You should remain aware that other people have rights to freedom of belief and speech, bodily privacy and sexual consent which are not affected by your GRC status.”
If single-sex and separate-sex services can still be provided, what is the problem with the law?
The judgment in the For Women Scotland case may still be appealed further. But if it is the interpretation of the court that a gender-recognition certificate changes a person’s sex for the purposes of the Equality Act, this makes it legally more complicated to understand and explain why someone with a GRC is still not entitled to use opposite-sex services. This understandably makes service providers nervous. It also makes it harder to provide clear, simple guidance.
Defining “sex” as relating to certificates not bodies causes an even an even bigger problem for other areas of the Equality Act, including associations such as women’s organisations and lesbian and gay men’s organisations. In this case there is no separate exception to allow for gender-reassignment discrimination. We have written about this in our report Lesbians without liberty.
Nor is there an exception in relation to “positive action” programmes such as a women’s leadership course, or a women’s fiction prize. The result of the judgment is that it suggests that such programmes can only legally be provided on the basis of the protected characteristic of sex (including sex as modified by a gender-recognition certificate).
That interpretation also creates problems for the public sector equality duty. If “woman” in the Equality Act includes males with a certificate, then public bodies are not required to focus on advancing equality of opportunity between actual women and men, but only between people who are certified as women and men. This means that where there is a choice between different policies that are lawful, public bodies will not consider the interests of actual women as different from women-by-certificate.

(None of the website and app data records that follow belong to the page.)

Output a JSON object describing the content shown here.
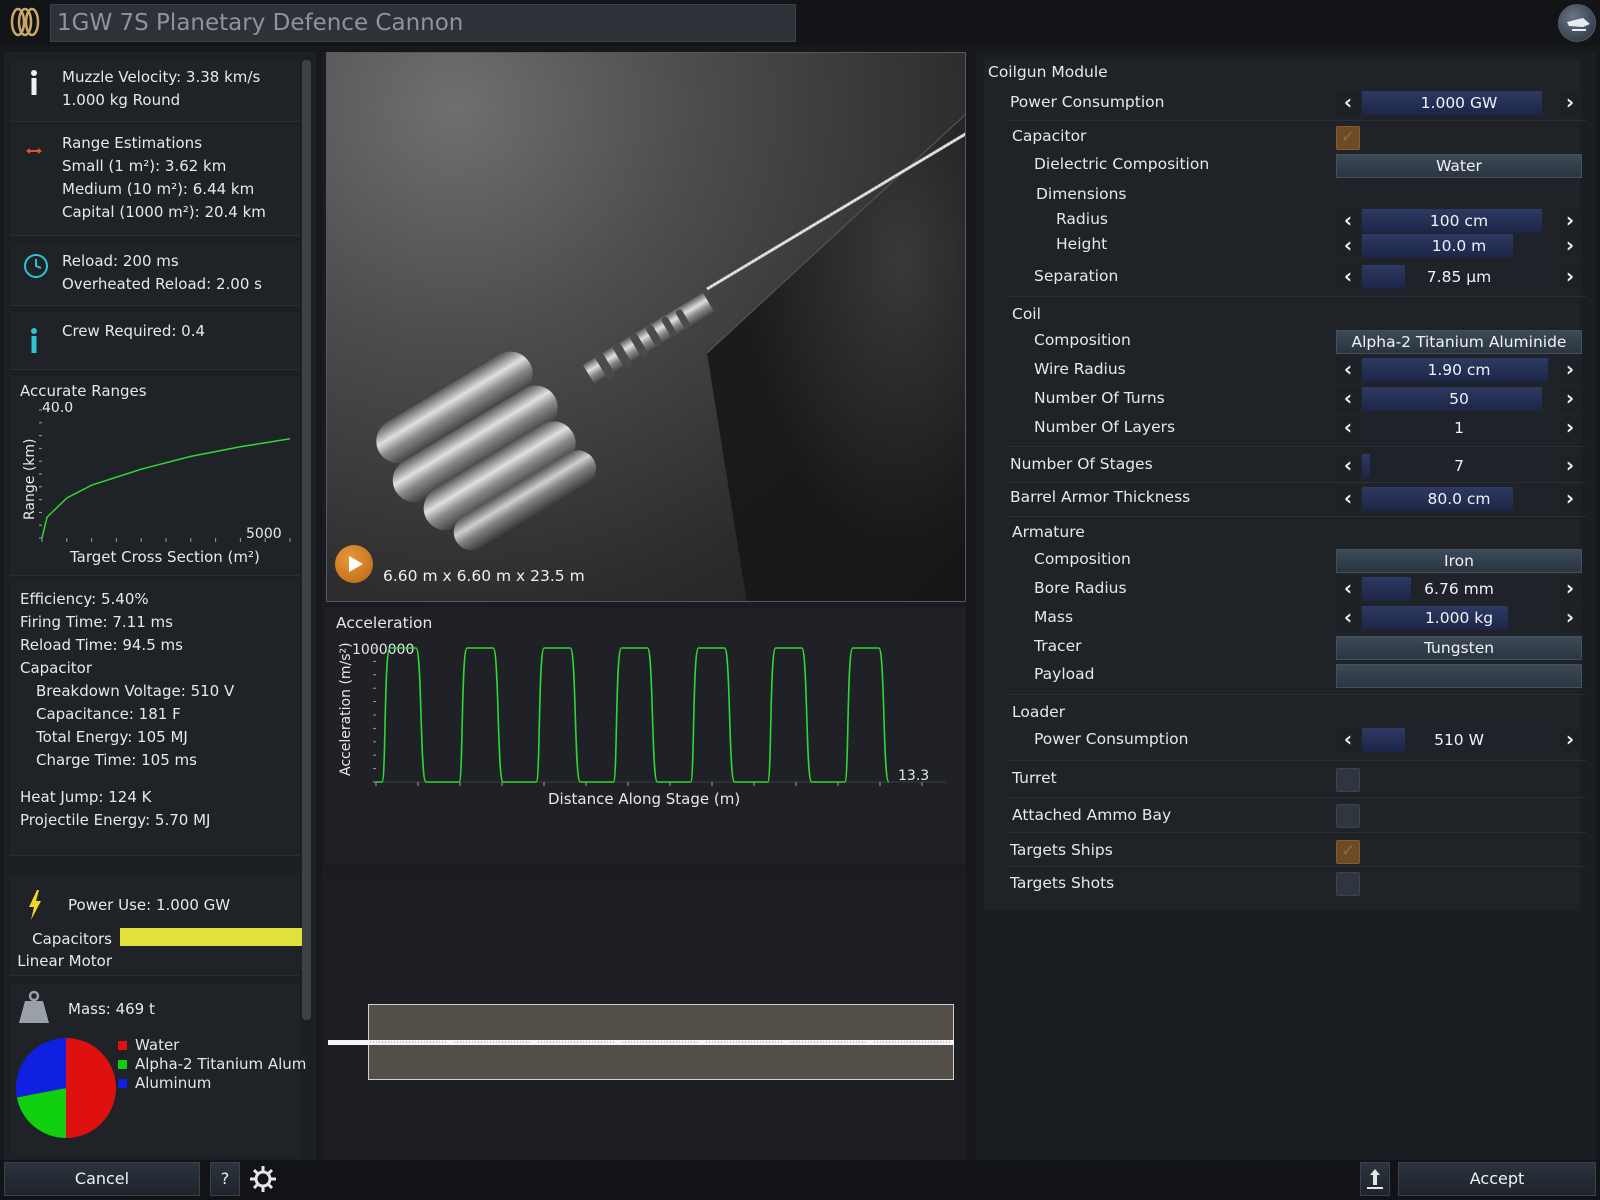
{
  "header": {
    "title": "1GW 7S Planetary Defence Cannon"
  },
  "left": {
    "muzzle": {
      "line1": "Muzzle Velocity: 3.38 km/s",
      "line2": "1.000 kg Round"
    },
    "range": {
      "heading": "Range Estimations",
      "small": "Small (1 m²): 3.62 km",
      "medium": "Medium (10 m²): 6.44 km",
      "capital": "Capital (1000 m²): 20.4 km"
    },
    "reload": {
      "line1": "Reload: 200 ms",
      "line2": "Overheated Reload: 2.00 s"
    },
    "crew": "Crew Required: 0.4",
    "accurate_chart": {
      "title": "Accurate Ranges",
      "ylabel": "Range (km)",
      "xlabel": "Target Cross Section (m²)",
      "ymax_label": "40.0",
      "xmax_label": "5000"
    },
    "stats": {
      "efficiency": "Efficiency: 5.40%",
      "firing_time": "Firing Time: 7.11 ms",
      "reload_time": "Reload Time: 94.5 ms",
      "capacitor_heading": "Capacitor",
      "breakdown": "Breakdown Voltage: 510 V",
      "capacitance": "Capacitance: 181 F",
      "total_energy": "Total Energy: 105 MJ",
      "charge_time": "Charge Time: 105 ms",
      "heat_jump": "Heat Jump: 124 K",
      "projectile_energy": "Projectile Energy: 5.70 MJ"
    },
    "power": {
      "label": "Power Use: 1.000 GW",
      "capacitors": "Capacitors",
      "linear_motor": "Linear Motor",
      "capacitors_fill": 1.0,
      "linear_motor_fill": 0.0,
      "bar_color": "#e2e03a"
    },
    "mass": {
      "label": "Mass: 469 t",
      "legend": [
        {
          "name": "Water",
          "color": "#e01010"
        },
        {
          "name": "Alpha-2 Titanium Alum",
          "color": "#10d010"
        },
        {
          "name": "Aluminum",
          "color": "#1020e0"
        }
      ]
    }
  },
  "viewport": {
    "dimensions": "6.60 m x 6.60 m x 23.5 m"
  },
  "accel_chart": {
    "title": "Acceleration",
    "ylabel": "Acceleration (m/s²)",
    "xlabel": "Distance Along Stage (m)",
    "ymax_label": "1000000",
    "xmax_label": "13.3"
  },
  "right": {
    "module_title": "Coilgun Module",
    "power_consumption": {
      "label": "Power Consumption",
      "value": "1.000 GW",
      "fill": 0.93
    },
    "capacitor": {
      "label": "Capacitor",
      "checked": true
    },
    "dielectric": {
      "label": "Dielectric Composition",
      "value": "Water"
    },
    "dimensions": {
      "label": "Dimensions"
    },
    "radius": {
      "label": "Radius",
      "value": "100 cm",
      "fill": 0.93
    },
    "height": {
      "label": "Height",
      "value": "10.0 m",
      "fill": 0.78
    },
    "separation": {
      "label": "Separation",
      "value": "7.85 μm",
      "fill": 0.22
    },
    "coil": {
      "label": "Coil"
    },
    "coil_composition": {
      "label": "Composition",
      "value": "Alpha-2 Titanium Aluminide"
    },
    "wire_radius": {
      "label": "Wire Radius",
      "value": "1.90 cm",
      "fill": 0.96
    },
    "turns": {
      "label": "Number Of Turns",
      "value": "50",
      "fill": 0.93
    },
    "layers": {
      "label": "Number Of Layers",
      "value": "1",
      "fill": 0.0
    },
    "stages": {
      "label": "Number Of Stages",
      "value": "7",
      "fill": 0.04
    },
    "barrel_armor": {
      "label": "Barrel Armor Thickness",
      "value": "80.0 cm",
      "fill": 0.78
    },
    "armature": {
      "label": "Armature"
    },
    "arm_composition": {
      "label": "Composition",
      "value": "Iron"
    },
    "bore_radius": {
      "label": "Bore Radius",
      "value": "6.76 mm",
      "fill": 0.25
    },
    "mass": {
      "label": "Mass",
      "value": "1.000 kg",
      "fill": 0.75
    },
    "tracer": {
      "label": "Tracer",
      "value": "Tungsten"
    },
    "payload": {
      "label": "Payload",
      "value": ""
    },
    "loader": {
      "label": "Loader"
    },
    "loader_power": {
      "label": "Power Consumption",
      "value": "510 W",
      "fill": 0.22
    },
    "turret": {
      "label": "Turret",
      "checked": false
    },
    "ammo_bay": {
      "label": "Attached Ammo Bay",
      "checked": false
    },
    "targets_ships": {
      "label": "Targets Ships",
      "checked": true
    },
    "targets_shots": {
      "label": "Targets Shots",
      "checked": false
    }
  },
  "footer": {
    "cancel": "Cancel",
    "help": "?",
    "accept": "Accept"
  },
  "chart_data": [
    {
      "type": "line",
      "title": "Accurate Ranges",
      "xlabel": "Target Cross Section (m²)",
      "ylabel": "Range (km)",
      "xlim": [
        0,
        5000
      ],
      "ylim": [
        0,
        40
      ],
      "x": [
        0,
        100,
        500,
        1000,
        2000,
        3000,
        4000,
        5000
      ],
      "series": [
        {
          "values": [
            0,
            6.5,
            12.5,
            16.5,
            21.5,
            25.5,
            28.5,
            31.0
          ]
        }
      ],
      "color": "#2ed82e"
    },
    {
      "type": "line",
      "title": "Acceleration",
      "xlabel": "Distance Along Stage (m)",
      "ylabel": "Acceleration (m/s²)",
      "xlim": [
        0,
        13.3
      ],
      "ylim": [
        0,
        1000000
      ],
      "pulses": 7,
      "pulse_peak": 1000000,
      "color": "#2ed82e"
    }
  ]
}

This is why we are continuing to call for the government to amend the Equality Act to clarify that the protected characteristic of sex means actual sex, and is not modified by a gender-recognition certificate.